[Opening RECORD EXTRACTS section]

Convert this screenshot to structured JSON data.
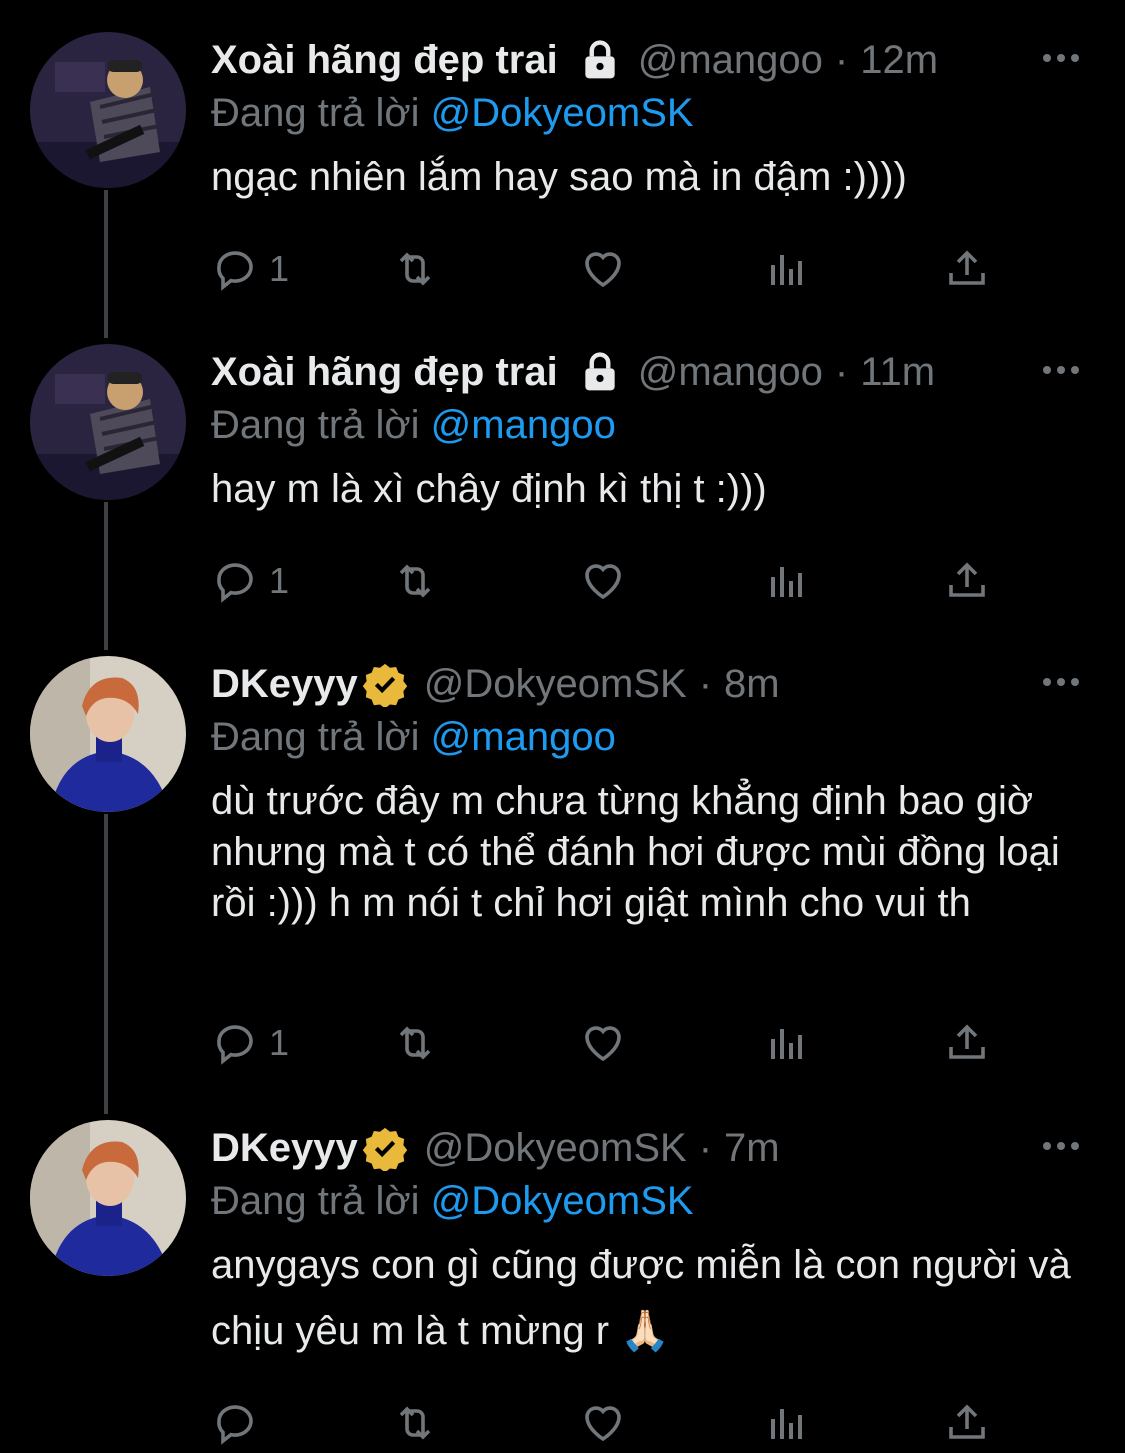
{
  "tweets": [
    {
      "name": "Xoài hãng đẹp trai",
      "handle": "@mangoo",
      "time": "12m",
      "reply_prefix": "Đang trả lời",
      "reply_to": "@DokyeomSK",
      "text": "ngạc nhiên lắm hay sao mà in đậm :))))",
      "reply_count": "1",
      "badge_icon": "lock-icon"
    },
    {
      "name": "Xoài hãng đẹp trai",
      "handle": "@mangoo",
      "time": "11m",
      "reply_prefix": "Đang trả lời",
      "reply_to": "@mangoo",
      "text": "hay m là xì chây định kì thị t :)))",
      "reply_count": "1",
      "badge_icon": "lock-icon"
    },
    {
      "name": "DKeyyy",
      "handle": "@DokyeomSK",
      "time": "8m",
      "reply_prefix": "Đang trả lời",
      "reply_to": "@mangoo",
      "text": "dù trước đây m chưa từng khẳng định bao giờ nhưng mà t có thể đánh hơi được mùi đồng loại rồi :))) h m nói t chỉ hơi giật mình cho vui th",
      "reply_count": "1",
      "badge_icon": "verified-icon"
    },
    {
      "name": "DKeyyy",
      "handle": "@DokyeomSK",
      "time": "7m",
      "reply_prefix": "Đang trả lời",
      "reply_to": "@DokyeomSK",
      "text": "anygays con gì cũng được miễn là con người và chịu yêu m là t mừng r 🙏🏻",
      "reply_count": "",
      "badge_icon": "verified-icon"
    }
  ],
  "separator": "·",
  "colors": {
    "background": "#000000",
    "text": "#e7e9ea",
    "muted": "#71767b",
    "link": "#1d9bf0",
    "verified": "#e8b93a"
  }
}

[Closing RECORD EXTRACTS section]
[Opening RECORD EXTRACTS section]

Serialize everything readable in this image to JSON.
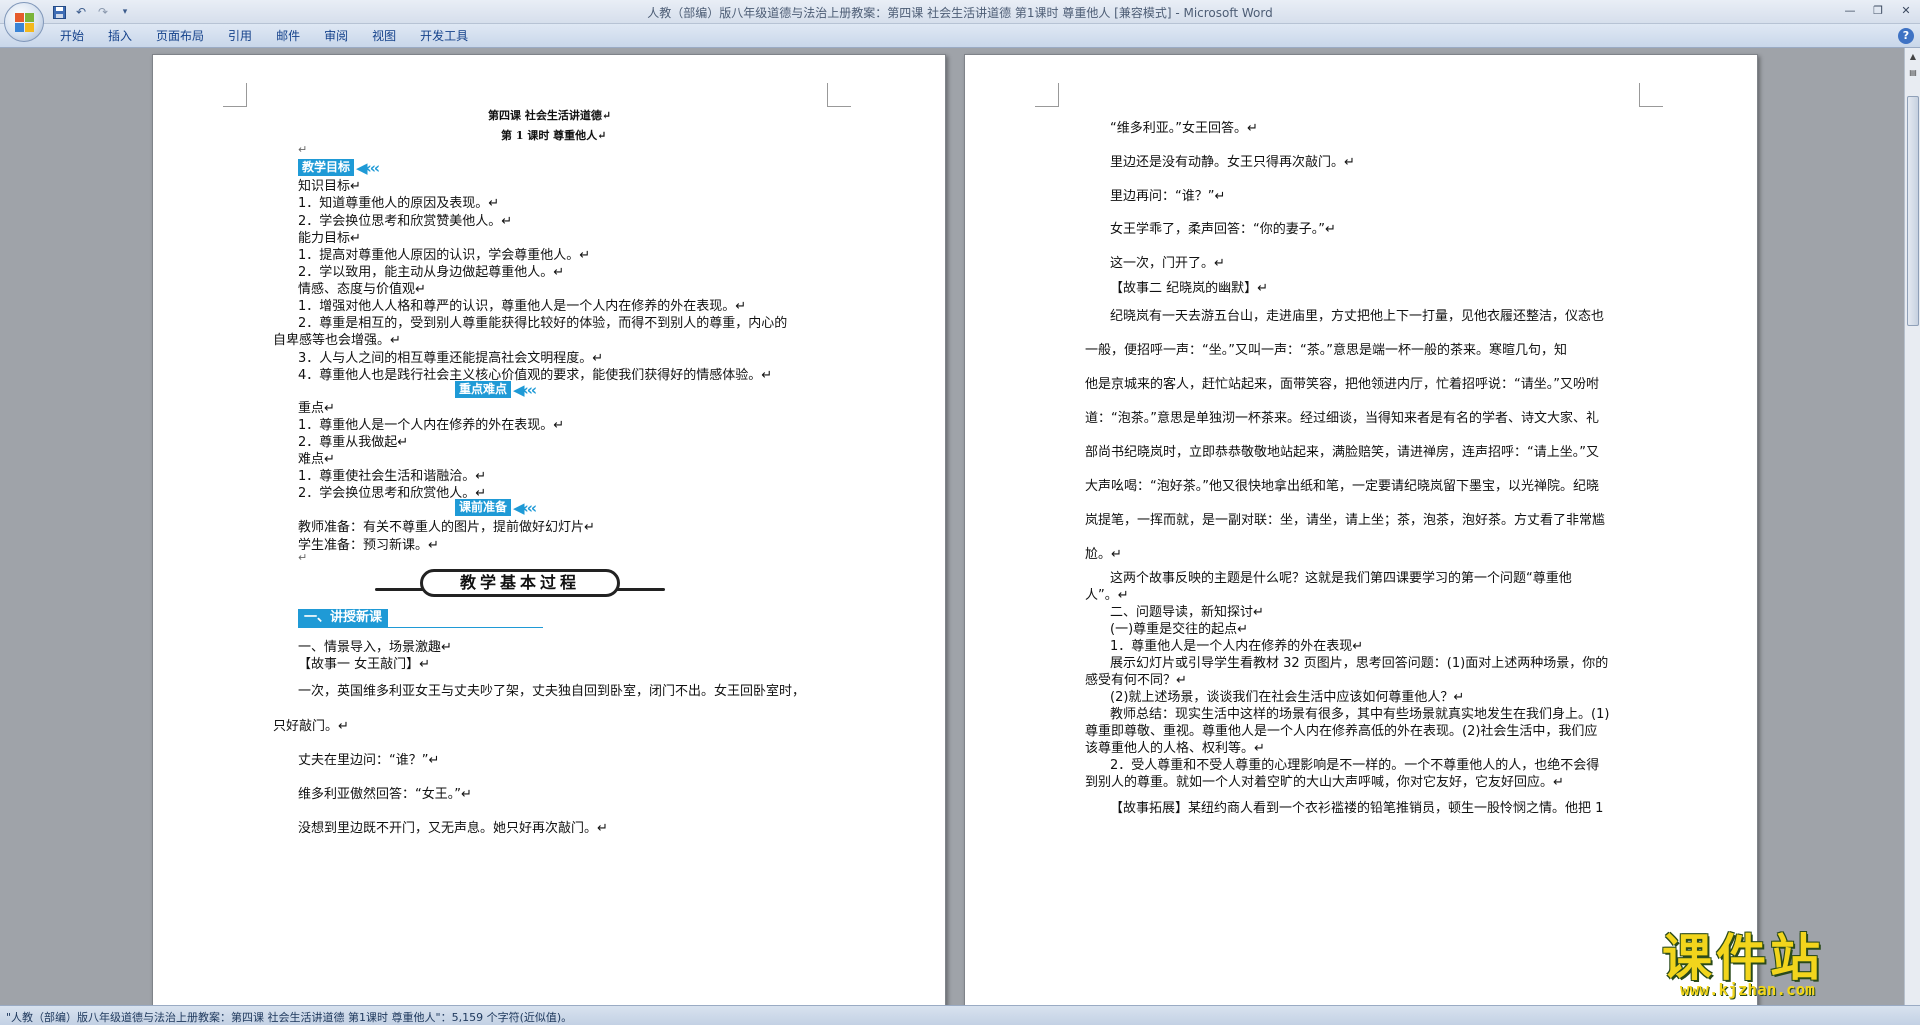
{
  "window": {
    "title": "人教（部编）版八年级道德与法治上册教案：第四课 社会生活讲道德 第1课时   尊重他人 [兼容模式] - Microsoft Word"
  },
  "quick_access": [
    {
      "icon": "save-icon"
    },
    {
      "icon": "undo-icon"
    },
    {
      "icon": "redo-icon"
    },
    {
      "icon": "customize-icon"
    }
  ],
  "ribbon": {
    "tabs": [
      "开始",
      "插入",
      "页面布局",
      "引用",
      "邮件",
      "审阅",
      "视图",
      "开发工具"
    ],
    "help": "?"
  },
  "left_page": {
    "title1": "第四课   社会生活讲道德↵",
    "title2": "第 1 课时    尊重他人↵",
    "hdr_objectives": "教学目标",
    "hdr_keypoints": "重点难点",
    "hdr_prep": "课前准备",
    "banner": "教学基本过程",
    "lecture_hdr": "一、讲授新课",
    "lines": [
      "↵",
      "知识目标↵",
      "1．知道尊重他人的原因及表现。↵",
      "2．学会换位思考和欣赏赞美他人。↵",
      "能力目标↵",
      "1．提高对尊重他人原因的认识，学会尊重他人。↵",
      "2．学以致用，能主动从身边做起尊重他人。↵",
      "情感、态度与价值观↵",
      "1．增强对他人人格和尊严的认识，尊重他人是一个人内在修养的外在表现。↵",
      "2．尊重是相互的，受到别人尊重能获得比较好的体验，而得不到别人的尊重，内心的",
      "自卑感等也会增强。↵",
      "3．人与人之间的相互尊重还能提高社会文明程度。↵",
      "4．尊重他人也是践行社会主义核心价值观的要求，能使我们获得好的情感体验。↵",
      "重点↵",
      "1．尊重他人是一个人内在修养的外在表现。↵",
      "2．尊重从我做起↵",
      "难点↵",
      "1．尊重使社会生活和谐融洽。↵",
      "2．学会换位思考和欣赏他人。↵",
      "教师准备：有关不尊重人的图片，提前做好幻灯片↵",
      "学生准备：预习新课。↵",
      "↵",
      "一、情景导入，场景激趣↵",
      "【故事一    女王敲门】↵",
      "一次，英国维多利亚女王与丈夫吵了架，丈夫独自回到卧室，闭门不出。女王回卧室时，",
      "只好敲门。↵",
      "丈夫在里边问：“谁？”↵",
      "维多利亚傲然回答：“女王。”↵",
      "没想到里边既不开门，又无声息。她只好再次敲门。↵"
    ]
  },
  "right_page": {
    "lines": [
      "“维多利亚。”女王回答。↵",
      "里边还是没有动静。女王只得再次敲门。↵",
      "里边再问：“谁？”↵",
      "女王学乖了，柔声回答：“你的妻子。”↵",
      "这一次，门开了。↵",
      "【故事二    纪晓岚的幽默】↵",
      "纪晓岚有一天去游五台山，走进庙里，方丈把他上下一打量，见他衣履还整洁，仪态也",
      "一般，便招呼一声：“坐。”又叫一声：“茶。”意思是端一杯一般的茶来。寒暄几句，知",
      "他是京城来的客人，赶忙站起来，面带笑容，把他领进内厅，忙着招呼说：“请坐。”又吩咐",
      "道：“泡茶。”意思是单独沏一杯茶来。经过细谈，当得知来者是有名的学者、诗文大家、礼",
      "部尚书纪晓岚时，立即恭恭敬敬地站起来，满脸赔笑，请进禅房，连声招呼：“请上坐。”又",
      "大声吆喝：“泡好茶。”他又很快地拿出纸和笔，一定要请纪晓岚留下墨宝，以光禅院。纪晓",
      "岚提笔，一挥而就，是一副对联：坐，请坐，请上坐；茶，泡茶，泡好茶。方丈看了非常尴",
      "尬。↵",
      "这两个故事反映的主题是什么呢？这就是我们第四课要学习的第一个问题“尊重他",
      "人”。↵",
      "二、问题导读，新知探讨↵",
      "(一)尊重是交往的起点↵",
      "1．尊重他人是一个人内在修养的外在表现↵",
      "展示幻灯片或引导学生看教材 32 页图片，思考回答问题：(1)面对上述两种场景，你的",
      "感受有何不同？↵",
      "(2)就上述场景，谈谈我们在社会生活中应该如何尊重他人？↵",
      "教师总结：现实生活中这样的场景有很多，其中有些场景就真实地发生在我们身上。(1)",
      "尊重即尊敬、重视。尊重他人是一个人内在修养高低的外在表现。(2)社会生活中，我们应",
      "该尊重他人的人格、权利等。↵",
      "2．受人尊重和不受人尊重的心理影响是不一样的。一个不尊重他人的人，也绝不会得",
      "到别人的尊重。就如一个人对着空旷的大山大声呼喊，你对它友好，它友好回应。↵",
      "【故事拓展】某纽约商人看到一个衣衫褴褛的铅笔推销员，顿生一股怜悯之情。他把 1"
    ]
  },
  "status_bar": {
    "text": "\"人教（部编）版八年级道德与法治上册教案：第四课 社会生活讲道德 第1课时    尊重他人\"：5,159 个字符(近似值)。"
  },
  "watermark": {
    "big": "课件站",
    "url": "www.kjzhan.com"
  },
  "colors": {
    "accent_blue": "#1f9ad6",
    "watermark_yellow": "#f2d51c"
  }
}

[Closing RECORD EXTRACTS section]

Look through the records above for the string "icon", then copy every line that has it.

**EXPECTED OUTPUT:**
      "badge_icon": "lock-icon"
      "badge_icon": "lock-icon"
      "badge_icon": "verified-icon"
      "badge_icon": "verified-icon"
      "icon": "save-icon"
      "icon": "undo-icon"
      "icon": "redo-icon"
      "icon": "customize-icon"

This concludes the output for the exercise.